Exercise brief ::
Repeat each record below exactly, dropping the pictures.

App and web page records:
══════════════════════════════
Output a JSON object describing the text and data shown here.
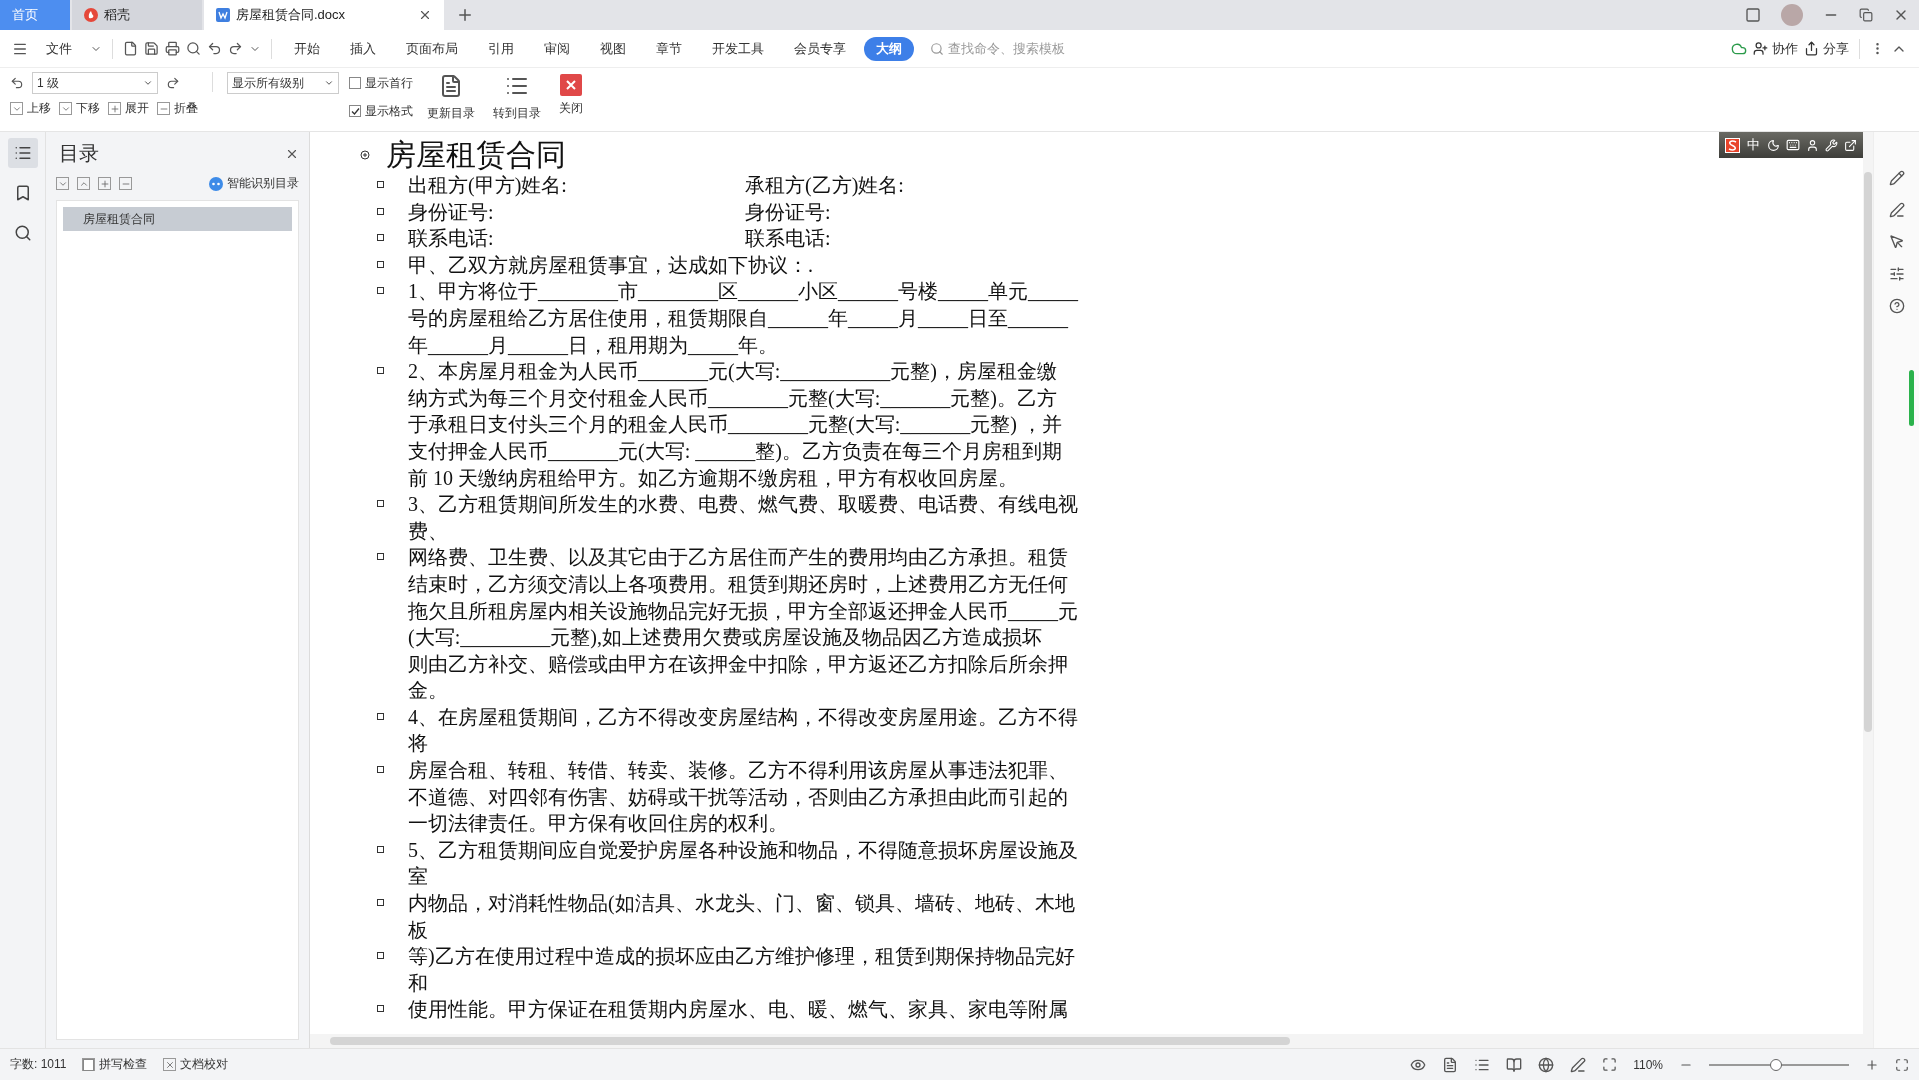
{
  "tabs": [
    {
      "label": "首页",
      "kind": "home",
      "selected": false
    },
    {
      "label": "稻壳",
      "kind": "app",
      "selected": false
    },
    {
      "label": "房屋租赁合同.docx",
      "kind": "doc",
      "selected": true
    }
  ],
  "menu": {
    "file": "文件",
    "items": [
      {
        "label": "开始",
        "selected": false
      },
      {
        "label": "插入",
        "selected": false
      },
      {
        "label": "页面布局",
        "selected": false
      },
      {
        "label": "引用",
        "selected": false
      },
      {
        "label": "审阅",
        "selected": false
      },
      {
        "label": "视图",
        "selected": false
      },
      {
        "label": "章节",
        "selected": false
      },
      {
        "label": "开发工具",
        "selected": false
      },
      {
        "label": "会员专享",
        "selected": false
      },
      {
        "label": "大纲",
        "selected": true
      }
    ],
    "search_placeholder": "查找命令、搜索模板",
    "collab": "协作",
    "share": "分享"
  },
  "toolbar": {
    "level_select": "1 级",
    "show_select": "显示所有级别",
    "checks": [
      {
        "label": "显示首行",
        "checked": false
      },
      {
        "label": "显示格式",
        "checked": true
      }
    ],
    "moves": [
      {
        "label": "上移",
        "kind": "down"
      },
      {
        "label": "下移",
        "kind": "up"
      },
      {
        "label": "展开",
        "kind": "plus"
      },
      {
        "label": "折叠",
        "kind": "minus"
      }
    ],
    "buttons": [
      {
        "label": "更新目录",
        "kind": "update"
      },
      {
        "label": "转到目录",
        "kind": "goto"
      },
      {
        "label": "关闭",
        "kind": "close"
      }
    ]
  },
  "ime": {
    "label": "中"
  },
  "nav": {
    "title": "目录",
    "smart": "智能识别目录",
    "items": [
      {
        "label": "房屋租赁合同",
        "selected": true
      }
    ]
  },
  "document": {
    "title": "房屋租赁合同",
    "paragraphs": [
      {
        "kind": "pair",
        "left": "出租方(甲方)姓名:",
        "right": "承租方(乙方)姓名:"
      },
      {
        "kind": "pair",
        "left": "身份证号:",
        "right": "身份证号:"
      },
      {
        "kind": "pair",
        "left": "联系电话:",
        "right": "联系电话:"
      },
      {
        "kind": "text",
        "lines": [
          "甲、乙双方就房屋租赁事宜，达成如下协议：."
        ]
      },
      {
        "kind": "text",
        "lines": [
          "1、甲方将位于________市________区______小区______号楼_____单元_____",
          "号的房屋租给乙方居住使用，租赁期限自______年_____月_____日至______",
          "年______月______日，租用期为_____年。"
        ]
      },
      {
        "kind": "text",
        "lines": [
          "2、本房屋月租金为人民币_______元(大写:___________元整)，房屋租金缴",
          "纳方式为每三个月交付租金人民币________元整(大写:_______元整)。乙方",
          "于承租日支付头三个月的租金人民币________元整(大写:_______元整) ，并",
          "支付押金人民币_______元(大写: ______整)。乙方负责在每三个月房租到期",
          "前 10 天缴纳房租给甲方。如乙方逾期不缴房租，甲方有权收回房屋。"
        ]
      },
      {
        "kind": "text",
        "lines": [
          "3、乙方租赁期间所发生的水费、电费、燃气费、取暖费、电话费、有线电视",
          "费、"
        ]
      },
      {
        "kind": "text",
        "lines": [
          "网络费、卫生费、以及其它由于乙方居住而产生的费用均由乙方承担。租赁",
          "结束时，乙方须交清以上各项费用。租赁到期还房时，上述费用乙方无任何",
          "拖欠且所租房屋内相关设施物品完好无损，甲方全部返还押金人民币_____元",
          "(大写:_________元整),如上述费用欠费或房屋设施及物品因乙方造成损坏",
          "则由乙方补交、赔偿或由甲方在该押金中扣除，甲方返还乙方扣除后所余押",
          "金。"
        ]
      },
      {
        "kind": "text",
        "lines": [
          "4、在房屋租赁期间，乙方不得改变房屋结构，不得改变房屋用途。乙方不得",
          "将"
        ]
      },
      {
        "kind": "text",
        "lines": [
          "房屋合租、转租、转借、转卖、装修。乙方不得利用该房屋从事违法犯罪、",
          "不道德、对四邻有伤害、妨碍或干扰等活动，否则由乙方承担由此而引起的",
          "一切法律责任。甲方保有收回住房的权利。"
        ]
      },
      {
        "kind": "text",
        "lines": [
          "5、乙方租赁期间应自觉爱护房屋各种设施和物品，不得随意损坏房屋设施及",
          "室"
        ]
      },
      {
        "kind": "text",
        "lines": [
          "内物品，对消耗性物品(如洁具、水龙头、门、窗、锁具、墙砖、地砖、木地",
          "板"
        ]
      },
      {
        "kind": "text",
        "lines": [
          "等)乙方在使用过程中造成的损坏应由乙方维护修理，租赁到期保持物品完好",
          "和"
        ]
      },
      {
        "kind": "text",
        "lines": [
          "使用性能。甲方保证在租赁期内房屋水、电、暖、燃气、家具、家电等附属"
        ]
      }
    ]
  },
  "status": {
    "word_count": "字数: 1011",
    "tools": [
      {
        "label": "拼写检查",
        "kind": "check"
      },
      {
        "label": "文档校对",
        "kind": "proof"
      }
    ],
    "zoom": "110%",
    "zoom_slider": {
      "level": 0.48
    }
  }
}
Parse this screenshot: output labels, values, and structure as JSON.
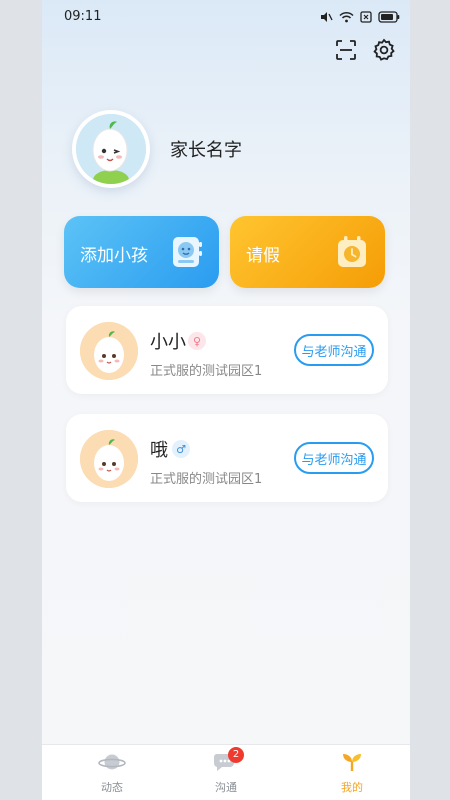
{
  "status_bar": {
    "time": "09:11"
  },
  "profile": {
    "parent_name": "家长名字"
  },
  "actions": {
    "add_child_label": "添加小孩",
    "leave_label": "请假",
    "add_color": "#2a9cf0",
    "leave_color": "#f59d06"
  },
  "children": [
    {
      "name": "小小",
      "gender_symbol": "♀",
      "gender": "female",
      "school": "正式服的测试园区1",
      "contact_label": "与老师沟通"
    },
    {
      "name": "哦",
      "gender_symbol": "♂",
      "gender": "male",
      "school": "正式服的测试园区1",
      "contact_label": "与老师沟通"
    }
  ],
  "tabbar": {
    "tabs": [
      {
        "label": "动态",
        "icon": "planet-icon"
      },
      {
        "label": "沟通",
        "icon": "chat-bubble-icon",
        "badge": "2"
      },
      {
        "label": "我的",
        "icon": "sprout-icon",
        "active": true
      }
    ],
    "active_color": "#f5a623"
  }
}
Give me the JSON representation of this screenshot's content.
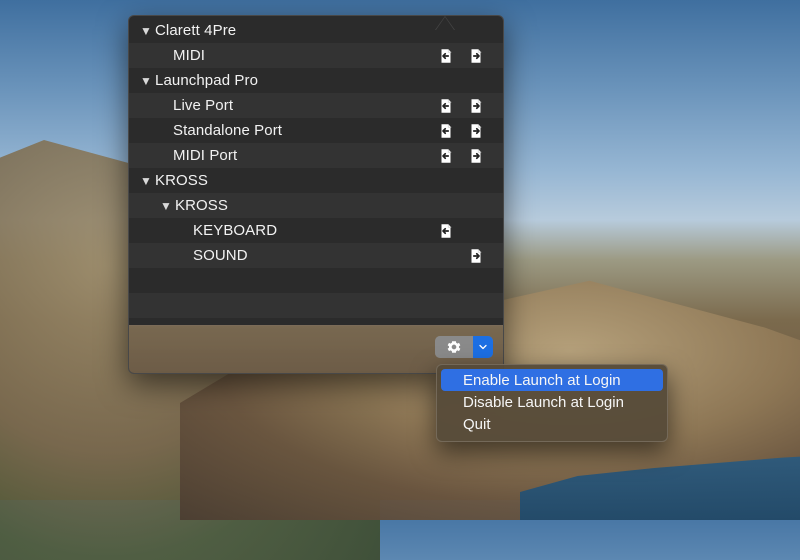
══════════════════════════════
Task answer ::
Output a JSON object describing the text and data shown here.
{
  "tabs": [
    {
      "label": "首页",
      "kind": "home",
      "selected": false
    },
    {
      "label": "稻壳",
      "kind": "app",
      "selected": false
    },
    {
      "label": "房屋租赁合同.docx",
      "kind": "doc",
      "selected": true
    }
  ],
  "menu": {
    "file": "文件",
    "items": [
      {
        "label": "开始",
        "selected": false
      },
      {
        "label": "插入",
        "selected": false
      },
      {
        "label": "页面布局",
        "selected": false
      },
      {
        "label": "引用",
        "selected": false
      },
      {
        "label": "审阅",
        "selected": false
      },
      {
        "label": "视图",
        "selected": false
      },
      {
        "label": "章节",
        "selected": false
      },
      {
        "label": "开发工具",
        "selected": false
      },
      {
        "label": "会员专享",
        "selected": false
      },
      {
        "label": "大纲",
        "selected": true
      }
    ],
    "search_placeholder": "查找命令、搜索模板",
    "collab": "协作",
    "share": "分享"
  },
  "toolbar": {
    "level_select": "1 级",
    "show_select": "显示所有级别",
    "checks": [
      {
        "label": "显示首行",
        "checked": false
      },
      {
        "label": "显示格式",
        "checked": true
      }
    ],
    "moves": [
      {
        "label": "上移",
        "kind": "down"
      },
      {
        "label": "下移",
        "kind": "up"
      },
      {
        "label": "展开",
        "kind": "plus"
      },
      {
        "label": "折叠",
        "kind": "minus"
      }
    ],
    "buttons": [
      {
        "label": "更新目录",
        "kind": "update"
      },
      {
        "label": "转到目录",
        "kind": "goto"
      },
      {
        "label": "关闭",
        "kind": "close"
      }
    ]
  },
  "ime": {
    "label": "中"
  },
  "nav": {
    "title": "目录",
    "smart": "智能识别目录",
    "items": [
      {
        "label": "房屋租赁合同",
        "selected": true
      }
    ]
  },
  "document": {
    "title": "房屋租赁合同",
    "paragraphs": [
      {
        "kind": "pair",
        "left": "出租方(甲方)姓名:",
        "right": "承租方(乙方)姓名:"
      },
      {
        "kind": "pair",
        "left": "身份证号:",
        "right": "身份证号:"
      },
      {
        "kind": "pair",
        "left": "联系电话:",
        "right": "联系电话:"
      },
      {
        "kind": "text",
        "lines": [
          "甲、乙双方就房屋租赁事宜，达成如下协议：."
        ]
      },
      {
        "kind": "text",
        "lines": [
          "1、甲方将位于________市________区______小区______号楼_____单元_____",
          "号的房屋租给乙方居住使用，租赁期限自______年_____月_____日至______",
          "年______月______日，租用期为_____年。"
        ]
      },
      {
        "kind": "text",
        "lines": [
          "2、本房屋月租金为人民币_______元(大写:___________元整)，房屋租金缴",
          "纳方式为每三个月交付租金人民币________元整(大写:_______元整)。乙方",
          "于承租日支付头三个月的租金人民币________元整(大写:_______元整) ，并",
          "支付押金人民币_______元(大写: ______整)。乙方负责在每三个月房租到期",
          "前 10 天缴纳房租给甲方。如乙方逾期不缴房租，甲方有权收回房屋。"
        ]
      },
      {
        "kind": "text",
        "lines": [
          "3、乙方租赁期间所发生的水费、电费、燃气费、取暖费、电话费、有线电视",
          "费、"
        ]
      },
      {
        "kind": "text",
        "lines": [
          "网络费、卫生费、以及其它由于乙方居住而产生的费用均由乙方承担。租赁",
          "结束时，乙方须交清以上各项费用。租赁到期还房时，上述费用乙方无任何",
          "拖欠且所租房屋内相关设施物品完好无损，甲方全部返还押金人民币_____元",
          "(大写:_________元整),如上述费用欠费或房屋设施及物品因乙方造成损坏",
          "则由乙方补交、赔偿或由甲方在该押金中扣除，甲方返还乙方扣除后所余押",
          "金。"
        ]
      },
      {
        "kind": "text",
        "lines": [
          "4、在房屋租赁期间，乙方不得改变房屋结构，不得改变房屋用途。乙方不得",
          "将"
        ]
      },
      {
        "kind": "text",
        "lines": [
          "房屋合租、转租、转借、转卖、装修。乙方不得利用该房屋从事违法犯罪、",
          "不道德、对四邻有伤害、妨碍或干扰等活动，否则由乙方承担由此而引起的",
          "一切法律责任。甲方保有收回住房的权利。"
        ]
      },
      {
        "kind": "text",
        "lines": [
          "5、乙方租赁期间应自觉爱护房屋各种设施和物品，不得随意损坏房屋设施及",
          "室"
        ]
      },
      {
        "kind": "text",
        "lines": [
          "内物品，对消耗性物品(如洁具、水龙头、门、窗、锁具、墙砖、地砖、木地",
          "板"
        ]
      },
      {
        "kind": "text",
        "lines": [
          "等)乙方在使用过程中造成的损坏应由乙方维护修理，租赁到期保持物品完好",
          "和"
        ]
      },
      {
        "kind": "text",
        "lines": [
          "使用性能。甲方保证在租赁期内房屋水、电、暖、燃气、家具、家电等附属"
        ]
      }
    ]
  },
  "status": {
    "word_count": "字数: 1011",
    "tools": [
      {
        "label": "拼写检查",
        "kind": "check"
      },
      {
        "label": "文档校对",
        "kind": "proof"
      }
    ],
    "zoom": "110%",
    "zoom_slider": {
      "level": 0.48
    }
  }
}
Parse this screenshot: output labels, values, and structure as JSON.
{
  "status_bar": {
    "time": "09:11"
  },
  "profile": {
    "parent_name": "家长名字"
  },
  "actions": {
    "add_child_label": "添加小孩",
    "leave_label": "请假",
    "add_color": "#2a9cf0",
    "leave_color": "#f59d06"
  },
  "children": [
    {
      "name": "小小",
      "gender_symbol": "♀",
      "gender": "female",
      "school": "正式服的测试园区1",
      "contact_label": "与老师沟通"
    },
    {
      "name": "哦",
      "gender_symbol": "♂",
      "gender": "male",
      "school": "正式服的测试园区1",
      "contact_label": "与老师沟通"
    }
  ],
  "tabbar": {
    "tabs": [
      {
        "label": "动态",
        "icon": "planet-icon"
      },
      {
        "label": "沟通",
        "icon": "chat-bubble-icon",
        "badge": "2"
      },
      {
        "label": "我的",
        "icon": "sprout-icon",
        "active": true
      }
    ],
    "active_color": "#f5a623"
  }
}
Give me the JSON representation of this screenshot's content.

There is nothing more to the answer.